The above preview is unformatted text

This student written piece of work is one of many that can be found in our AS and A Level British History: Monarchy & Politics section.

Found what you're looking for?

  • Start learning 29% faster today
  • 150,000+ documents available
  • Just £6.99 a month

Not the one? Search for your essay title...
  • Join over 1.2 million students every month
  • Accelerate your learning by 29%
  • Unlimited access from just £6.99 per month

See related essaysSee related essays

Related AS and A Level British History: Monarchy & Politics essays

  1. Hisotyr Coursework

    that the reform would provide more long term security for the Tories. So in August 1867 the bill finally became the Second Reform Act with many Liberal amendments on the way. Overall I feel that the Second reform Act was helped with by the growing public pressure but however would

  2. Was Kenilworth a typical medieval castle?

    one of his wives died soon after they married, she happened to be very wealthy and all of her fortune was left to him. John of Gaunt spent a lot of time at the castle and so had the accommodation of the inner court completely rebuilt.

  1. How do the poets in 'Charlotte O'Neils song' and 'Nothing Changed' show their feelings ...

    Hope this helps. Submitted by: David Tutty, (Age 16) English > Q. How do the poets in 'Charlotte O'Neils song' and 'Nothing Changed' show their feelings about prejudice and inequality ? In 'Charlotte O'Neil's Song' the poet describes all the differences in lifestyle between the rich and the servants.

  2. Personal and Imaginative writing: Ghost Story.

    "Pour your drink on it...no not there, in front of where it is now...fire can't burn through wet stuff can it." James ordered me, whilst trying to stamp out part of it to no avail. The flames gradually got hotter and higher, using up all of the oxygen in the

  1. arctic story

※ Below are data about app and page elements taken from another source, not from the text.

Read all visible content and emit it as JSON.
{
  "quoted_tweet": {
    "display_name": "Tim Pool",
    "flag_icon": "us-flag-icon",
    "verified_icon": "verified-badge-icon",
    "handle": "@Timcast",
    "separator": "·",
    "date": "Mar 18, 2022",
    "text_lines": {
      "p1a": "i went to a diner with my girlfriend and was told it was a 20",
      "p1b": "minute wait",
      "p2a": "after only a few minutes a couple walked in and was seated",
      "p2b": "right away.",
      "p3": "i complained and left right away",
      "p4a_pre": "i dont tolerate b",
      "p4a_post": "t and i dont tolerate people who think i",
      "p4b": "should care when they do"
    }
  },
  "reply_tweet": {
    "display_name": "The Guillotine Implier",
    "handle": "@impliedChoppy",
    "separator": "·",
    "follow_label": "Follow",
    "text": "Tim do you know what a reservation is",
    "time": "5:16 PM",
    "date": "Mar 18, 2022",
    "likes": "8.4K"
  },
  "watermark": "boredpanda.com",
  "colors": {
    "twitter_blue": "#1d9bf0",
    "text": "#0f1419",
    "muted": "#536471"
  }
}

    Anyway it's not really going to matter after tonight. I just can't wait to see his face. "Are we allowed to go home?" "Oh Why?" "Why what?" "Oh, now you decide to talk to me, but only to shout at me otherwise you just ignore me and so I can't really see the point in even trying to make conversation if we are all ways going to argue!"

  2. the perfect lie

    How are we going to live?" That's enough for today I thought, I have written quite a lot. I am proud of myself deeply and truly. The bell had ended anyway so it was just the exact timing. Mrs. Edwards (the witch)

  1. The Portrait of a Lady. Discuss James representations of 'places' for women in this ...

    Her limitation as a sign is not represented as a source of conflict for Daisy herself. Any real exploration of the conflict of the girl being defined through her sign status, and her own consciousness of her individual freedom, needs the presentation of the heroine as an 'object of study'

  2. In 1781 Arkwright finished his partnership with Strutt but kept his mill at Cromford.

    that he is a 'Matchless Inventor', but says nothing about his personality e.g. being a kind man and boss etc. It says how good his mills are and calls Arkwright their 'Noble Master'. This was written around 1790 but we don't know who wrote it.

  • Over 160,000 pieces
    of student written work
  • Annotated by
    experienced teachers
  • Ideas and feedback to
    improve your own work